[Data entries]
+ + +

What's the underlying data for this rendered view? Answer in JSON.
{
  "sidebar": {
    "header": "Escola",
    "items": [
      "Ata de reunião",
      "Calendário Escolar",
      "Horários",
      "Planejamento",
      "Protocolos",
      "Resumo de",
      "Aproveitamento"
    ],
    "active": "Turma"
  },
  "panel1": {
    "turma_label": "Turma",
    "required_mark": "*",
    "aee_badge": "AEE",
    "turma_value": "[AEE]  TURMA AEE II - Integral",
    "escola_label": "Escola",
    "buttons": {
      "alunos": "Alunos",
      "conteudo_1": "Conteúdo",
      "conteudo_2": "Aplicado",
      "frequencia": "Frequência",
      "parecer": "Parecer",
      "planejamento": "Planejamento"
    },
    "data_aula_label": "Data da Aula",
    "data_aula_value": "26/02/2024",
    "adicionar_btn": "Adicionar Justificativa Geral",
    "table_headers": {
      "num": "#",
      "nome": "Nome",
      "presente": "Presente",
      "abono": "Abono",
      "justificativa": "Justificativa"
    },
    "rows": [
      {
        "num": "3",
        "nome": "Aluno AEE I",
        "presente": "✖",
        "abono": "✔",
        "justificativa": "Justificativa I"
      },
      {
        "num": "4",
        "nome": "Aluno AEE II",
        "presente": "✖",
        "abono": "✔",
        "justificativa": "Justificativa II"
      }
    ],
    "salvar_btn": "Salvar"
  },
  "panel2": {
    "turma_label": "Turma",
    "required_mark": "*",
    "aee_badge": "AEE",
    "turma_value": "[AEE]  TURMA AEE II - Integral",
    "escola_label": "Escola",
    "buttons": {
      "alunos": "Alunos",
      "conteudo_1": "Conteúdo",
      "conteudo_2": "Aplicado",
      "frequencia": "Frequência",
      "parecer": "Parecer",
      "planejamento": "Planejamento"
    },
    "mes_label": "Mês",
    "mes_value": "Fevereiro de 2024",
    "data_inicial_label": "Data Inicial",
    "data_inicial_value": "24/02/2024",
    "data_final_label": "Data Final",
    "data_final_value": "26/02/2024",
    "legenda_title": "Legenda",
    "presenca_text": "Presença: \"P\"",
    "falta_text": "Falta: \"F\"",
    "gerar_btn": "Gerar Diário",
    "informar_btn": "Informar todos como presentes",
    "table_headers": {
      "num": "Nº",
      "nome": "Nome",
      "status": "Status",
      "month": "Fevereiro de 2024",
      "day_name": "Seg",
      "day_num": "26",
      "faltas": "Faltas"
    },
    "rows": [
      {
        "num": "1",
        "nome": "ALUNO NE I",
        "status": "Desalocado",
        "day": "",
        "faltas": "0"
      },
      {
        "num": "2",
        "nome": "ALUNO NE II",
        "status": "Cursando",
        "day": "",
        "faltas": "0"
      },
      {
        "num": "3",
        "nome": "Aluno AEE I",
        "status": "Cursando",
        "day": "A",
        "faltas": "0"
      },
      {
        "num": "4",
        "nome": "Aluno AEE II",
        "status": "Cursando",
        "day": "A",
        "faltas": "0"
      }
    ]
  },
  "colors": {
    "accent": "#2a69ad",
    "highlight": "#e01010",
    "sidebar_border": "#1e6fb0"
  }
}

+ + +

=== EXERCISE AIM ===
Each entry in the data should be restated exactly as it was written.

=== WRITTEN RESPONSE ===
What's the underlying data for this rendered view? Answer in JSON.
{
  "sidebar": {
    "header": "Escola",
    "items": [
      "Ata de reunião",
      "Calendário Escolar",
      "Horários",
      "Planejamento",
      "Protocolos",
      "Resumo de",
      "Aproveitamento"
    ],
    "active": "Turma"
  },
  "panel1": {
    "turma_label": "Turma",
    "required_mark": "*",
    "aee_badge": "AEE",
    "turma_value": "[AEE]  TURMA AEE II - Integral",
    "escola_label": "Escola",
    "buttons": {
      "alunos": "Alunos",
      "conteudo_1": "Conteúdo",
      "conteudo_2": "Aplicado",
      "frequencia": "Frequência",
      "parecer": "Parecer",
      "planejamento": "Planejamento"
    },
    "data_aula_label": "Data da Aula",
    "data_aula_value": "26/02/2024",
    "adicionar_btn": "Adicionar Justificativa Geral",
    "table_headers": {
      "num": "#",
      "nome": "Nome",
      "presente": "Presente",
      "abono": "Abono",
      "justificativa": "Justificativa"
    },
    "rows": [
      {
        "num": "3",
        "nome": "Aluno AEE I",
        "presente": "✖",
        "abono": "✔",
        "justificativa": "Justificativa I"
      },
      {
        "num": "4",
        "nome": "Aluno AEE II",
        "presente": "✖",
        "abono": "✔",
        "justificativa": "Justificativa II"
      }
    ],
    "salvar_btn": "Salvar"
  },
  "panel2": {
    "turma_label": "Turma",
    "required_mark": "*",
    "aee_badge": "AEE",
    "turma_value": "[AEE]  TURMA AEE II - Integral",
    "escola_label": "Escola",
    "buttons": {
      "alunos": "Alunos",
      "conteudo_1": "Conteúdo",
      "conteudo_2": "Aplicado",
      "frequencia": "Frequência",
      "parecer": "Parecer",
      "planejamento": "Planejamento"
    },
    "mes_label": "Mês",
    "mes_value": "Fevereiro de 2024",
    "data_inicial_label": "Data Inicial",
    "data_inicial_value": "24/02/2024",
    "data_final_label": "Data Final",
    "data_final_value": "26/02/2024",
    "legenda_title": "Legenda",
    "presenca_text": "Presença: \"P\"",
    "falta_text": "Falta: \"F\"",
    "gerar_btn": "Gerar Diário",
    "informar_btn": "Informar todos como presentes",
    "table_headers": {
      "num": "Nº",
      "nome": "Nome",
      "status": "Status",
      "month": "Fevereiro de 2024",
      "day_name": "Seg",
      "day_num": "26",
      "faltas": "Faltas"
    },
    "rows": [
      {
        "num": "1",
        "nome": "ALUNO NE I",
        "status": "Desalocado",
        "day": "",
        "faltas": "0"
      },
      {
        "num": "2",
        "nome": "ALUNO NE II",
        "status": "Cursando",
        "day": "",
        "faltas": "0"
      },
      {
        "num": "3",
        "nome": "Aluno AEE I",
        "status": "Cursando",
        "day": "A",
        "faltas": "0"
      },
      {
        "num": "4",
        "nome": "Aluno AEE II",
        "status": "Cursando",
        "day": "A",
        "faltas": "0"
      }
    ]
  },
  "colors": {
    "accent": "#2a69ad",
    "highlight": "#e01010",
    "sidebar_border": "#1e6fb0"
  }
}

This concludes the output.